### What you have to do
Reproduce every line that appears below, precisely and completely.

### Website and app data records
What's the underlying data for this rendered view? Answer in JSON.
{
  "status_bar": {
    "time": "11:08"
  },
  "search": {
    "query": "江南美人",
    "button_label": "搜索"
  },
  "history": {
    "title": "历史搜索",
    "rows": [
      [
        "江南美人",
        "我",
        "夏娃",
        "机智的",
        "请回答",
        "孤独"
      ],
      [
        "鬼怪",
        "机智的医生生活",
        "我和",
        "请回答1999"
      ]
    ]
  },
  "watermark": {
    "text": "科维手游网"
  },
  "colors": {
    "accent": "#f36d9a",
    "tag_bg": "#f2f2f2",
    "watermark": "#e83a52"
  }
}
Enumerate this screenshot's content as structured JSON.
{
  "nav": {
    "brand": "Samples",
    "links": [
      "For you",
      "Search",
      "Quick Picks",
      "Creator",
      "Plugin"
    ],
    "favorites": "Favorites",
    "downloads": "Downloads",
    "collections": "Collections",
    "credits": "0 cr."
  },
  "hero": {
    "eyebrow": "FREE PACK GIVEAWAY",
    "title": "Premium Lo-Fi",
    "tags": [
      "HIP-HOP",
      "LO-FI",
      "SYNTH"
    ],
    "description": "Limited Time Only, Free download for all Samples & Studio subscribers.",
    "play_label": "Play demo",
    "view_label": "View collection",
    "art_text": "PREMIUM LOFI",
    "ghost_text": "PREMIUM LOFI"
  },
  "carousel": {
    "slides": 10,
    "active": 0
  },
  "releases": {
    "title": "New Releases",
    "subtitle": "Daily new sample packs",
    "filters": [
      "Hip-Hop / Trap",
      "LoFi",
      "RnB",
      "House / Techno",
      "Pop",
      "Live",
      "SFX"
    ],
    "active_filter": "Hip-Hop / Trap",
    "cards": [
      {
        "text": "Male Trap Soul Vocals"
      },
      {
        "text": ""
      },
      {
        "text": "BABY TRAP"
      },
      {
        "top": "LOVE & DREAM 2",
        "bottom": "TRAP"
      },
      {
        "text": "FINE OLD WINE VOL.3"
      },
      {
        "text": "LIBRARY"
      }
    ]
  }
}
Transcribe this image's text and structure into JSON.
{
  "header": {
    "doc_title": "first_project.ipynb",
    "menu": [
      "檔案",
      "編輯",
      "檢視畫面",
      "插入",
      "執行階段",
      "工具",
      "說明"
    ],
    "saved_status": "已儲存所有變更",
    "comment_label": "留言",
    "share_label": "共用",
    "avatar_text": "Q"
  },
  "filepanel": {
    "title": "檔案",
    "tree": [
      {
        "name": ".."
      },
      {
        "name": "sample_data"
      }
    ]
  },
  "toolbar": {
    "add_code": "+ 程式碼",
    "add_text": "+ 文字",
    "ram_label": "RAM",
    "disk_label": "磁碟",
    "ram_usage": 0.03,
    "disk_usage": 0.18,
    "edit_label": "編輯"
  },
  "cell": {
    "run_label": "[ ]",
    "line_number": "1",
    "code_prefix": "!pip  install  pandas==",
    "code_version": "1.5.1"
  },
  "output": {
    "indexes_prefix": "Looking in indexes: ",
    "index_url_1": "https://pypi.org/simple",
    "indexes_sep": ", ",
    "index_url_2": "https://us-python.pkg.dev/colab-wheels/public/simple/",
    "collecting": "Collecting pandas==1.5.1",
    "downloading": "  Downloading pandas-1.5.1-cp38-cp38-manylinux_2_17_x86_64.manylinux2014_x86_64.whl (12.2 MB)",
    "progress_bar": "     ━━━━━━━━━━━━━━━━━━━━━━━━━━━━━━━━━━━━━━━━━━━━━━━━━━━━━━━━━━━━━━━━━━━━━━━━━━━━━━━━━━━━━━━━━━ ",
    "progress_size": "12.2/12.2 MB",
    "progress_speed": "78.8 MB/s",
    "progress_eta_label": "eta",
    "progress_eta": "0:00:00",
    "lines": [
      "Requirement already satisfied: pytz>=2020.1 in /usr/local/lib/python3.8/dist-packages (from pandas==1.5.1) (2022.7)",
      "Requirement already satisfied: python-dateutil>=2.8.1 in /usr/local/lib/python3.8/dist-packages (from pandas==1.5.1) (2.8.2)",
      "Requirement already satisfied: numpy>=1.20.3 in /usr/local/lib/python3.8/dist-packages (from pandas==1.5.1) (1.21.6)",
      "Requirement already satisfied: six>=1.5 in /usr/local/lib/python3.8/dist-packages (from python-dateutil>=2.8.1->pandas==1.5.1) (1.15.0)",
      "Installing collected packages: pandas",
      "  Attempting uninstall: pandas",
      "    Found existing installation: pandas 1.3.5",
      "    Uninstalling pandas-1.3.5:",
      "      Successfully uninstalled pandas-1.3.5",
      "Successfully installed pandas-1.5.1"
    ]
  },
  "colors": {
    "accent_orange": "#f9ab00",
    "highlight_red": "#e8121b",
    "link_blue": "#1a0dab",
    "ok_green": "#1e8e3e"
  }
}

### Response area
What's the underlying data for this rendered view? Answer in JSON.
{
  "status_bar": {
    "time": "11:08"
  },
  "search": {
    "query": "江南美人",
    "button_label": "搜索"
  },
  "history": {
    "title": "历史搜索",
    "rows": [
      [
        "江南美人",
        "我",
        "夏娃",
        "机智的",
        "请回答",
        "孤独"
      ],
      [
        "鬼怪",
        "机智的医生生活",
        "我和",
        "请回答1999"
      ]
    ]
  },
  "watermark": {
    "text": "科维手游网"
  },
  "colors": {
    "accent": "#f36d9a",
    "tag_bg": "#f2f2f2",
    "watermark": "#e83a52"
  }
}
Enumerate this screenshot's content as structured JSON.
{
  "nav": {
    "brand": "Samples",
    "links": [
      "For you",
      "Search",
      "Quick Picks",
      "Creator",
      "Plugin"
    ],
    "favorites": "Favorites",
    "downloads": "Downloads",
    "collections": "Collections",
    "credits": "0 cr."
  },
  "hero": {
    "eyebrow": "FREE PACK GIVEAWAY",
    "title": "Premium Lo-Fi",
    "tags": [
      "HIP-HOP",
      "LO-FI",
      "SYNTH"
    ],
    "description": "Limited Time Only, Free download for all Samples & Studio subscribers.",
    "play_label": "Play demo",
    "view_label": "View collection",
    "art_text": "PREMIUM LOFI",
    "ghost_text": "PREMIUM LOFI"
  },
  "carousel": {
    "slides": 10,
    "active": 0
  },
  "releases": {
    "title": "New Releases",
    "subtitle": "Daily new sample packs",
    "filters": [
      "Hip-Hop / Trap",
      "LoFi",
      "RnB",
      "House / Techno",
      "Pop",
      "Live",
      "SFX"
    ],
    "active_filter": "Hip-Hop / Trap",
    "cards": [
      {
        "text": "Male Trap Soul Vocals"
      },
      {
        "text": ""
      },
      {
        "text": "BABY TRAP"
      },
      {
        "top": "LOVE & DREAM 2",
        "bottom": "TRAP"
      },
      {
        "text": "FINE OLD WINE VOL.3"
      },
      {
        "text": "LIBRARY"
      }
    ]
  }
}
Transcribe this image's text and structure into JSON.
{
  "header": {
    "doc_title": "first_project.ipynb",
    "menu": [
      "檔案",
      "編輯",
      "檢視畫面",
      "插入",
      "執行階段",
      "工具",
      "說明"
    ],
    "saved_status": "已儲存所有變更",
    "comment_label": "留言",
    "share_label": "共用",
    "avatar_text": "Q"
  },
  "filepanel": {
    "title": "檔案",
    "tree": [
      {
        "name": ".."
      },
      {
        "name": "sample_data"
      }
    ]
  },
  "toolbar": {
    "add_code": "+ 程式碼",
    "add_text": "+ 文字",
    "ram_label": "RAM",
    "disk_label": "磁碟",
    "ram_usage": 0.03,
    "disk_usage": 0.18,
    "edit_label": "編輯"
  },
  "cell": {
    "run_label": "[ ]",
    "line_number": "1",
    "code_prefix": "!pip  install  pandas==",
    "code_version": "1.5.1"
  },
  "output": {
    "indexes_prefix": "Looking in indexes: ",
    "index_url_1": "https://pypi.org/simple",
    "indexes_sep": ", ",
    "index_url_2": "https://us-python.pkg.dev/colab-wheels/public/simple/",
    "collecting": "Collecting pandas==1.5.1",
    "downloading": "  Downloading pandas-1.5.1-cp38-cp38-manylinux_2_17_x86_64.manylinux2014_x86_64.whl (12.2 MB)",
    "progress_bar": "     ━━━━━━━━━━━━━━━━━━━━━━━━━━━━━━━━━━━━━━━━━━━━━━━━━━━━━━━━━━━━━━━━━━━━━━━━━━━━━━━━━━━━━━━━━━ ",
    "progress_size": "12.2/12.2 MB",
    "progress_speed": "78.8 MB/s",
    "progress_eta_label": "eta",
    "progress_eta": "0:00:00",
    "lines": [
      "Requirement already satisfied: pytz>=2020.1 in /usr/local/lib/python3.8/dist-packages (from pandas==1.5.1) (2022.7)",
      "Requirement already satisfied: python-dateutil>=2.8.1 in /usr/local/lib/python3.8/dist-packages (from pandas==1.5.1) (2.8.2)",
      "Requirement already satisfied: numpy>=1.20.3 in /usr/local/lib/python3.8/dist-packages (from pandas==1.5.1) (1.21.6)",
      "Requirement already satisfied: six>=1.5 in /usr/local/lib/python3.8/dist-packages (from python-dateutil>=2.8.1->pandas==1.5.1) (1.15.0)",
      "Installing collected packages: pandas",
      "  Attempting uninstall: pandas",
      "    Found existing installation: pandas 1.3.5",
      "    Uninstalling pandas-1.3.5:",
      "      Successfully uninstalled pandas-1.3.5",
      "Successfully installed pandas-1.5.1"
    ]
  },
  "colors": {
    "accent_orange": "#f9ab00",
    "highlight_red": "#e8121b",
    "link_blue": "#1a0dab",
    "ok_green": "#1e8e3e"
  }
}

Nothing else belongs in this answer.